• _BRIEF_: Would you reproduce the whole listing exactly, minus its images?

• _EXERCISE INPUT_:
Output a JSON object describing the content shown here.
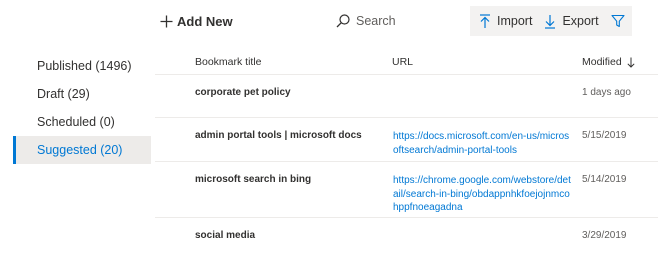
{
  "toolbar": {
    "add_new_label": "Add New",
    "search_placeholder": "Search",
    "import_label": "Import",
    "export_label": "Export"
  },
  "icons": {
    "add": "plus-icon",
    "search": "search-icon",
    "import": "import-arrow-icon",
    "export": "export-arrow-icon",
    "filter": "filter-funnel-icon",
    "sort": "sort-descending-icon"
  },
  "colors": {
    "accent": "#0078d4",
    "active_bg": "#edebe9",
    "command_bar_bg": "#f3f2f1",
    "text": "#323130",
    "muted_text": "#605e5c"
  },
  "sidebar": {
    "items": [
      {
        "label": "Published (1496)"
      },
      {
        "label": "Draft (29)"
      },
      {
        "label": "Scheduled (0)"
      },
      {
        "label": "Suggested (20)",
        "active": true
      }
    ]
  },
  "table": {
    "columns": [
      "Bookmark title",
      "URL",
      "Modified"
    ],
    "rows": [
      {
        "title": "corporate pet policy",
        "url": "",
        "modified": "1 days ago"
      },
      {
        "title": "admin portal tools | microsoft docs",
        "url": "https://docs.microsoft.com/en-us/microsoftsearch/admin-portal-tools",
        "modified": "5/15/2019"
      },
      {
        "title": "microsoft search in bing",
        "url": "https://chrome.google.com/webstore/detail/search-in-bing/obdappnhkfoejojnmcohppfnoeagadna",
        "modified": "5/14/2019"
      },
      {
        "title": "social media",
        "url": "",
        "modified": "3/29/2019"
      }
    ]
  }
}
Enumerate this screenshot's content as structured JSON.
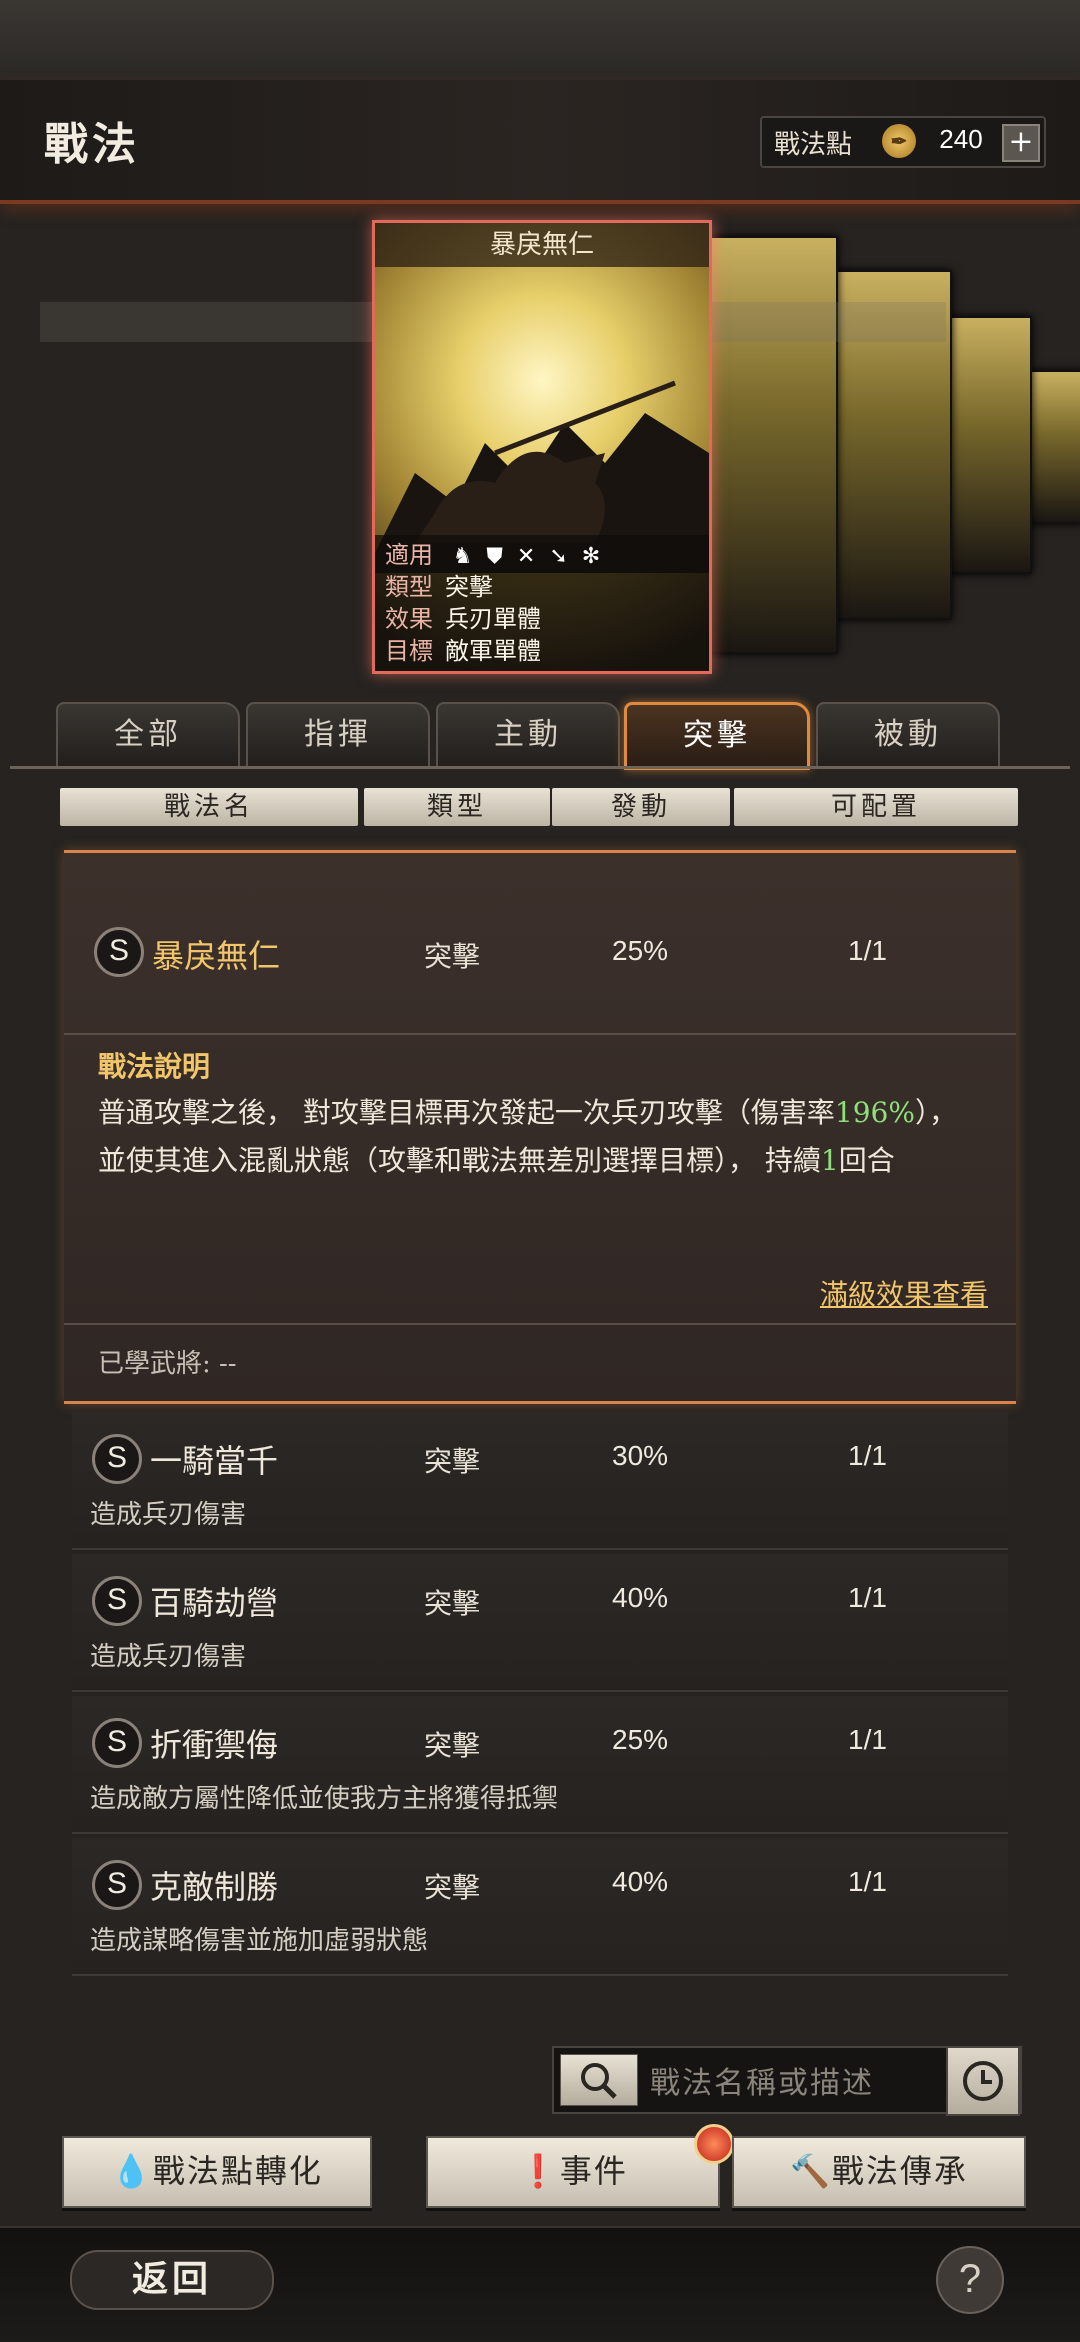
{
  "header": {
    "title": "戰法",
    "points_label": "戰法點",
    "points_value": "240",
    "add_label": "+"
  },
  "card": {
    "name": "暴戾無仁",
    "rows": [
      {
        "key": "適用",
        "value": ""
      },
      {
        "key": "類型",
        "value": "突擊"
      },
      {
        "key": "效果",
        "value": "兵刃單體"
      },
      {
        "key": "目標",
        "value": "敵軍單體"
      }
    ],
    "applicable_icons": [
      "cavalry-icon",
      "shield-icon",
      "bow-icon",
      "spear-icon",
      "siege-icon"
    ]
  },
  "tabs": [
    {
      "label": "全部",
      "active": false
    },
    {
      "label": "指揮",
      "active": false
    },
    {
      "label": "主動",
      "active": false
    },
    {
      "label": "突擊",
      "active": true
    },
    {
      "label": "被動",
      "active": false
    }
  ],
  "columns": [
    "戰法名",
    "類型",
    "發動",
    "可配置"
  ],
  "expanded": {
    "grade": "S",
    "name": "暴戾無仁",
    "type": "突擊",
    "rate": "25%",
    "slots": "1/1",
    "desc_title": "戰法說明",
    "desc_part1": "普通攻擊之後， 對攻擊目標再次發起一次兵刃攻擊（傷害率",
    "desc_pct": "196%",
    "desc_part2": "）， 並使其進入混亂狀態（攻擊和戰法無差別選擇目標）， 持續",
    "desc_turns": "1",
    "desc_part3": "回合",
    "full_view": "滿級效果查看",
    "learned": "已學武將: --"
  },
  "rows": [
    {
      "grade": "S",
      "name": "一騎當千",
      "type": "突擊",
      "rate": "30%",
      "slots": "1/1",
      "desc": "造成兵刃傷害"
    },
    {
      "grade": "S",
      "name": "百騎劫營",
      "type": "突擊",
      "rate": "40%",
      "slots": "1/1",
      "desc": "造成兵刃傷害"
    },
    {
      "grade": "S",
      "name": "折衝禦侮",
      "type": "突擊",
      "rate": "25%",
      "slots": "1/1",
      "desc": "造成敵方屬性降低並使我方主將獲得抵禦"
    },
    {
      "grade": "S",
      "name": "克敵制勝",
      "type": "突擊",
      "rate": "40%",
      "slots": "1/1",
      "desc": "造成謀略傷害並施加虛弱狀態"
    }
  ],
  "search": {
    "placeholder": "戰法名稱或描述"
  },
  "buttons": {
    "convert": "戰法點轉化",
    "event": "事件",
    "inherit": "戰法傳承"
  },
  "footer": {
    "back": "返回",
    "help": "?"
  },
  "colors": {
    "accent": "#e08a3e",
    "highlight_text": "#f1c56a",
    "green_value": "#8fe07a"
  }
}
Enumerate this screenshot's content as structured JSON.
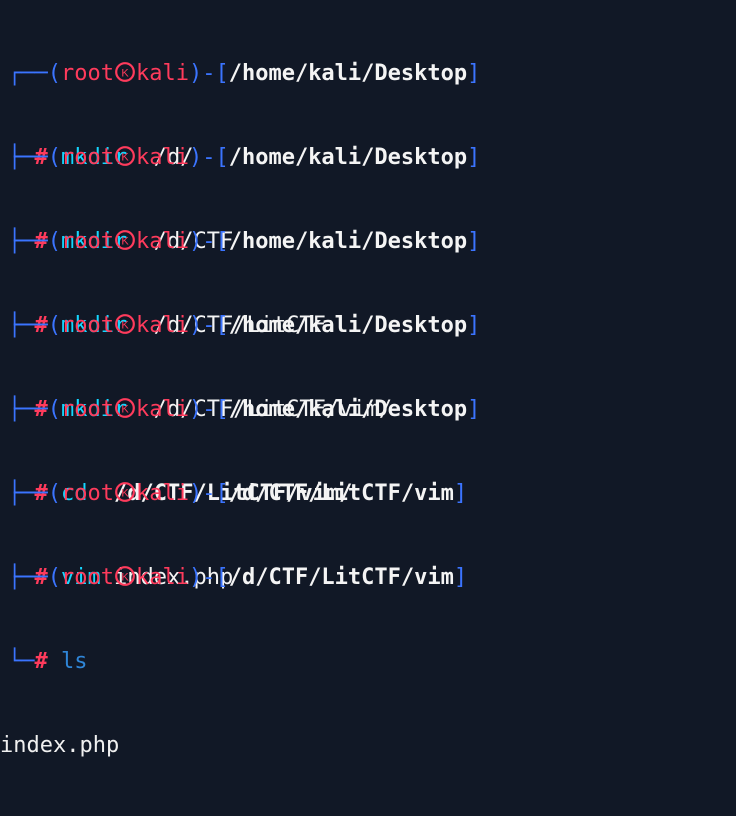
{
  "terminal": {
    "background": "#111826",
    "prompt": {
      "user": "root",
      "host": "kali",
      "hash": "#",
      "open_bracket": "(",
      "close_bracket": ")",
      "path_open": "[",
      "path_close": "]",
      "corner_top": "┌──",
      "corner_bottom": "└─",
      "dash": "-"
    },
    "entries": [
      {
        "cwd": "/home/kali/Desktop",
        "command": "mkdir",
        "args": "/d/"
      },
      {
        "cwd": "/home/kali/Desktop",
        "command": "mkdir",
        "args": "/d/CTF"
      },
      {
        "cwd": "/home/kali/Desktop",
        "command": "mkdir",
        "args": "/d/CTF/LitCTF"
      },
      {
        "cwd": "/home/kali/Desktop",
        "command": "mkdir",
        "args": "/d/CTF/LitCTF/vim/"
      },
      {
        "cwd": "/home/kali/Desktop",
        "command": "cd",
        "args": "/d/CTF/LitCTF/vim/"
      },
      {
        "cwd": "/d/CTF/LitCTF/vim",
        "command": "vim",
        "args": "index.php"
      },
      {
        "cwd": "/d/CTF/LitCTF/vim",
        "command": "ls",
        "args": ""
      }
    ],
    "output": "index.php",
    "icon": "kali-skull-icon"
  }
}
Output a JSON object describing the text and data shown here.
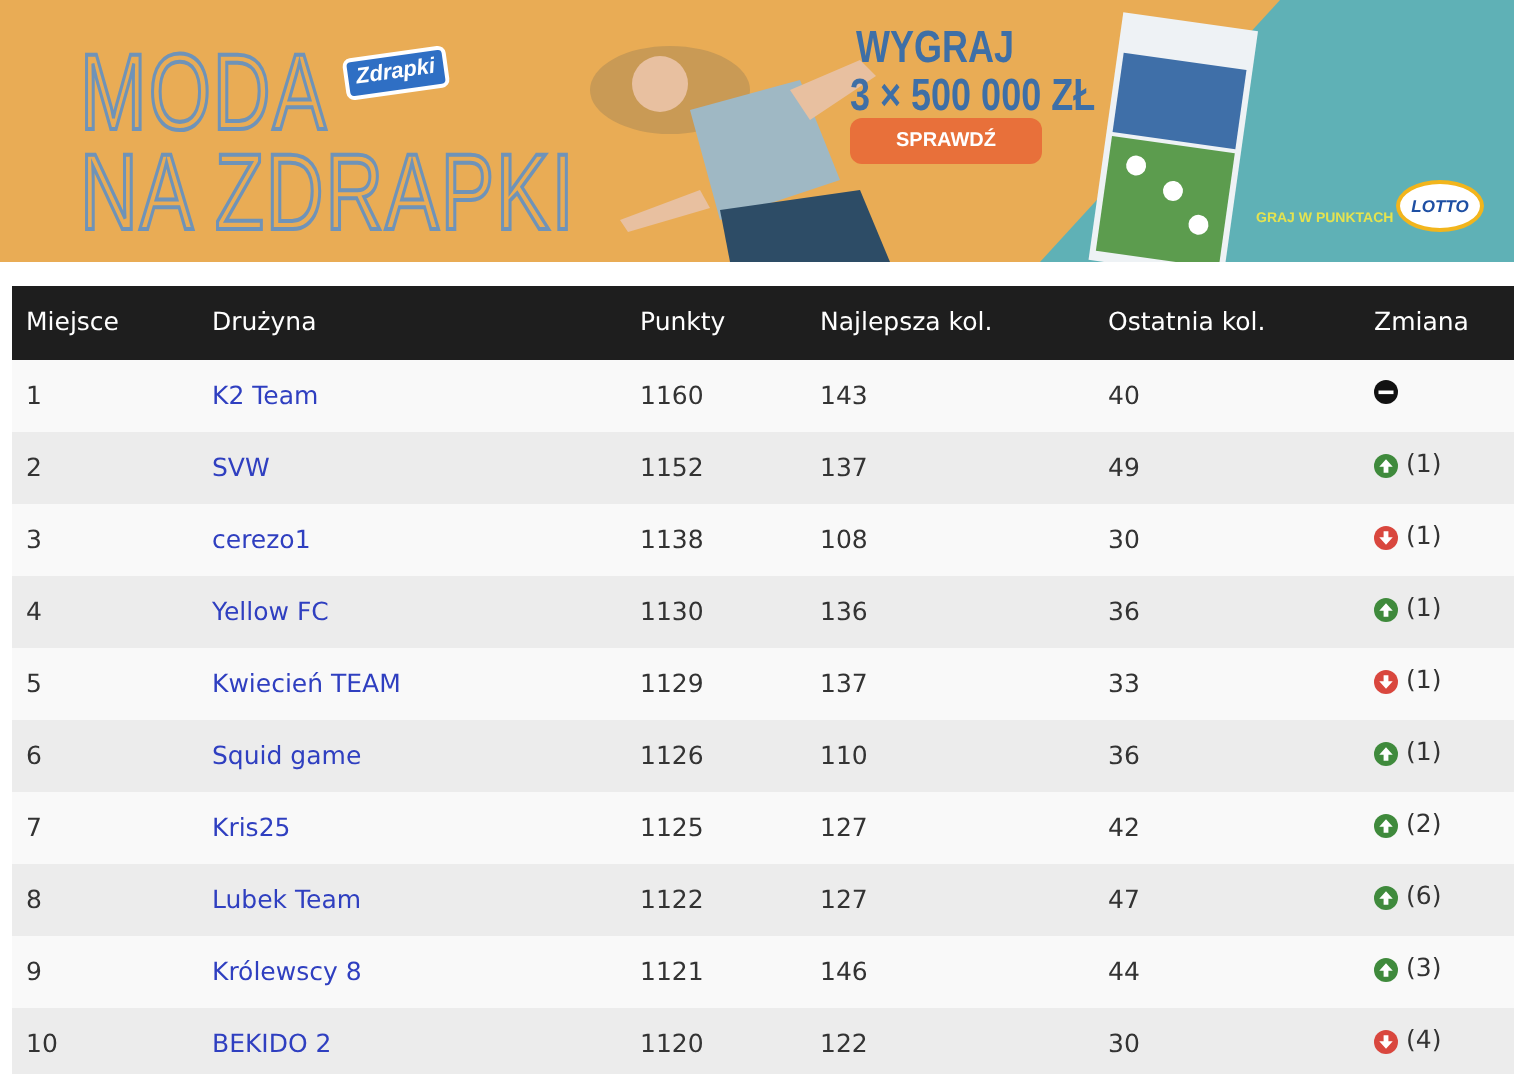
{
  "banner": {
    "headline_1": "MODA",
    "headline_2": "NA ZDRAPKI",
    "brand": "Zdrapki",
    "prize_line_1": "WYGRAJ",
    "prize_line_2": "3 × 500 000 ZŁ",
    "button": "SPRAWDŹ",
    "tagline": "GRAJ W PUNKTACH",
    "logo": "LOTTO"
  },
  "table": {
    "columns": [
      "Miejsce",
      "Drużyna",
      "Punkty",
      "Najlepsza kol.",
      "Ostatnia kol.",
      "Zmiana"
    ],
    "rows": [
      {
        "place": "1",
        "team": "K2 Team",
        "points": "1160",
        "best": "143",
        "last": "40",
        "change": {
          "kind": "same"
        }
      },
      {
        "place": "2",
        "team": "SVW",
        "points": "1152",
        "best": "137",
        "last": "49",
        "change": {
          "kind": "up",
          "text": "(1)"
        }
      },
      {
        "place": "3",
        "team": "cerezo1",
        "points": "1138",
        "best": "108",
        "last": "30",
        "change": {
          "kind": "down",
          "text": "(1)"
        }
      },
      {
        "place": "4",
        "team": "Yellow FC",
        "points": "1130",
        "best": "136",
        "last": "36",
        "change": {
          "kind": "up",
          "text": "(1)"
        }
      },
      {
        "place": "5",
        "team": "Kwiecień TEAM",
        "points": "1129",
        "best": "137",
        "last": "33",
        "change": {
          "kind": "down",
          "text": "(1)"
        }
      },
      {
        "place": "6",
        "team": "Squid game",
        "points": "1126",
        "best": "110",
        "last": "36",
        "change": {
          "kind": "up",
          "text": "(1)"
        }
      },
      {
        "place": "7",
        "team": "Kris25",
        "points": "1125",
        "best": "127",
        "last": "42",
        "change": {
          "kind": "up",
          "text": "(2)"
        }
      },
      {
        "place": "8",
        "team": "Lubek Team",
        "points": "1122",
        "best": "127",
        "last": "47",
        "change": {
          "kind": "up",
          "text": "(6)"
        }
      },
      {
        "place": "9",
        "team": "Królewscy 8",
        "points": "1121",
        "best": "146",
        "last": "44",
        "change": {
          "kind": "up",
          "text": "(3)"
        }
      },
      {
        "place": "10",
        "team": "BEKIDO 2",
        "points": "1120",
        "best": "122",
        "last": "30",
        "change": {
          "kind": "down",
          "text": "(4)"
        }
      }
    ]
  }
}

• _EXPECTED ANSWER_:
Output a JSON object describing the content shown here.
{
  "toolbar": {
    "add_new_label": "Add New",
    "search_placeholder": "Search",
    "import_label": "Import",
    "export_label": "Export"
  },
  "icons": {
    "add": "plus-icon",
    "search": "search-icon",
    "import": "import-arrow-icon",
    "export": "export-arrow-icon",
    "filter": "filter-funnel-icon",
    "sort": "sort-descending-icon"
  },
  "colors": {
    "accent": "#0078d4",
    "active_bg": "#edebe9",
    "command_bar_bg": "#f3f2f1",
    "text": "#323130",
    "muted_text": "#605e5c"
  },
  "sidebar": {
    "items": [
      {
        "label": "Published (1496)"
      },
      {
        "label": "Draft (29)"
      },
      {
        "label": "Scheduled (0)"
      },
      {
        "label": "Suggested (20)",
        "active": true
      }
    ]
  },
  "table": {
    "columns": [
      "Bookmark title",
      "URL",
      "Modified"
    ],
    "rows": [
      {
        "title": "corporate pet policy",
        "url": "",
        "modified": "1 days ago"
      },
      {
        "title": "admin portal tools | microsoft docs",
        "url": "https://docs.microsoft.com/en-us/microsoftsearch/admin-portal-tools",
        "modified": "5/15/2019"
      },
      {
        "title": "microsoft search in bing",
        "url": "https://chrome.google.com/webstore/detail/search-in-bing/obdappnhkfoejojnmcohppfnoeagadna",
        "modified": "5/14/2019"
      },
      {
        "title": "social media",
        "url": "",
        "modified": "3/29/2019"
      }
    ]
  }
}
Enumerate this screenshot's content as structured JSON.
{
  "header": {
    "title": "戰法",
    "points_label": "戰法點",
    "points_value": "240",
    "add_label": "+"
  },
  "card": {
    "name": "暴戾無仁",
    "rows": [
      {
        "key": "適用",
        "value": ""
      },
      {
        "key": "類型",
        "value": "突擊"
      },
      {
        "key": "效果",
        "value": "兵刃單體"
      },
      {
        "key": "目標",
        "value": "敵軍單體"
      }
    ],
    "applicable_icons": [
      "cavalry-icon",
      "shield-icon",
      "bow-icon",
      "spear-icon",
      "siege-icon"
    ]
  },
  "tabs": [
    {
      "label": "全部",
      "active": false
    },
    {
      "label": "指揮",
      "active": false
    },
    {
      "label": "主動",
      "active": false
    },
    {
      "label": "突擊",
      "active": true
    },
    {
      "label": "被動",
      "active": false
    }
  ],
  "columns": [
    "戰法名",
    "類型",
    "發動",
    "可配置"
  ],
  "expanded": {
    "grade": "S",
    "name": "暴戾無仁",
    "type": "突擊",
    "rate": "25%",
    "slots": "1/1",
    "desc_title": "戰法說明",
    "desc_part1": "普通攻擊之後， 對攻擊目標再次發起一次兵刃攻擊（傷害率",
    "desc_pct": "196%",
    "desc_part2": "）， 並使其進入混亂狀態（攻擊和戰法無差別選擇目標）， 持續",
    "desc_turns": "1",
    "desc_part3": "回合",
    "full_view": "滿級效果查看",
    "learned": "已學武將: --"
  },
  "rows": [
    {
      "grade": "S",
      "name": "一騎當千",
      "type": "突擊",
      "rate": "30%",
      "slots": "1/1",
      "desc": "造成兵刃傷害"
    },
    {
      "grade": "S",
      "name": "百騎劫營",
      "type": "突擊",
      "rate": "40%",
      "slots": "1/1",
      "desc": "造成兵刃傷害"
    },
    {
      "grade": "S",
      "name": "折衝禦侮",
      "type": "突擊",
      "rate": "25%",
      "slots": "1/1",
      "desc": "造成敵方屬性降低並使我方主將獲得抵禦"
    },
    {
      "grade": "S",
      "name": "克敵制勝",
      "type": "突擊",
      "rate": "40%",
      "slots": "1/1",
      "desc": "造成謀略傷害並施加虛弱狀態"
    }
  ],
  "search": {
    "placeholder": "戰法名稱或描述"
  },
  "buttons": {
    "convert": "戰法點轉化",
    "event": "事件",
    "inherit": "戰法傳承"
  },
  "footer": {
    "back": "返回",
    "help": "?"
  },
  "colors": {
    "accent": "#e08a3e",
    "highlight_text": "#f1c56a",
    "green_value": "#8fe07a"
  }
}
Enumerate this screenshot's content as structured JSON.
{
  "terminal": {
    "background": "#111826",
    "prompt": {
      "user": "root",
      "host": "kali",
      "hash": "#",
      "open_bracket": "(",
      "close_bracket": ")",
      "path_open": "[",
      "path_close": "]",
      "corner_top": "┌──",
      "corner_bottom": "└─",
      "dash": "-"
    },
    "entries": [
      {
        "cwd": "/home/kali/Desktop",
        "command": "mkdir",
        "args": "/d/"
      },
      {
        "cwd": "/home/kali/Desktop",
        "command": "mkdir",
        "args": "/d/CTF"
      },
      {
        "cwd": "/home/kali/Desktop",
        "command": "mkdir",
        "args": "/d/CTF/LitCTF"
      },
      {
        "cwd": "/home/kali/Desktop",
        "command": "mkdir",
        "args": "/d/CTF/LitCTF/vim/"
      },
      {
        "cwd": "/home/kali/Desktop",
        "command": "cd",
        "args": "/d/CTF/LitCTF/vim/"
      },
      {
        "cwd": "/d/CTF/LitCTF/vim",
        "command": "vim",
        "args": "index.php"
      },
      {
        "cwd": "/d/CTF/LitCTF/vim",
        "command": "ls",
        "args": ""
      }
    ],
    "output": "index.php",
    "icon": "kali-skull-icon"
  }
}
Output a JSON object describing the text and data shown here.
{
  "banner": {
    "headline_1": "MODA",
    "headline_2": "NA ZDRAPKI",
    "brand": "Zdrapki",
    "prize_line_1": "WYGRAJ",
    "prize_line_2": "3 × 500 000 ZŁ",
    "button": "SPRAWDŹ",
    "tagline": "GRAJ W PUNKTACH",
    "logo": "LOTTO"
  },
  "table": {
    "columns": [
      "Miejsce",
      "Drużyna",
      "Punkty",
      "Najlepsza kol.",
      "Ostatnia kol.",
      "Zmiana"
    ],
    "rows": [
      {
        "place": "1",
        "team": "K2 Team",
        "points": "1160",
        "best": "143",
        "last": "40",
        "change": {
          "kind": "same"
        }
      },
      {
        "place": "2",
        "team": "SVW",
        "points": "1152",
        "best": "137",
        "last": "49",
        "change": {
          "kind": "up",
          "text": "(1)"
        }
      },
      {
        "place": "3",
        "team": "cerezo1",
        "points": "1138",
        "best": "108",
        "last": "30",
        "change": {
          "kind": "down",
          "text": "(1)"
        }
      },
      {
        "place": "4",
        "team": "Yellow FC",
        "points": "1130",
        "best": "136",
        "last": "36",
        "change": {
          "kind": "up",
          "text": "(1)"
        }
      },
      {
        "place": "5",
        "team": "Kwiecień TEAM",
        "points": "1129",
        "best": "137",
        "last": "33",
        "change": {
          "kind": "down",
          "text": "(1)"
        }
      },
      {
        "place": "6",
        "team": "Squid game",
        "points": "1126",
        "best": "110",
        "last": "36",
        "change": {
          "kind": "up",
          "text": "(1)"
        }
      },
      {
        "place": "7",
        "team": "Kris25",
        "points": "1125",
        "best": "127",
        "last": "42",
        "change": {
          "kind": "up",
          "text": "(2)"
        }
      },
      {
        "place": "8",
        "team": "Lubek Team",
        "points": "1122",
        "best": "127",
        "last": "47",
        "change": {
          "kind": "up",
          "text": "(6)"
        }
      },
      {
        "place": "9",
        "team": "Królewscy 8",
        "points": "1121",
        "best": "146",
        "last": "44",
        "change": {
          "kind": "up",
          "text": "(3)"
        }
      },
      {
        "place": "10",
        "team": "BEKIDO 2",
        "points": "1120",
        "best": "122",
        "last": "30",
        "change": {
          "kind": "down",
          "text": "(4)"
        }
      }
    ]
  }
}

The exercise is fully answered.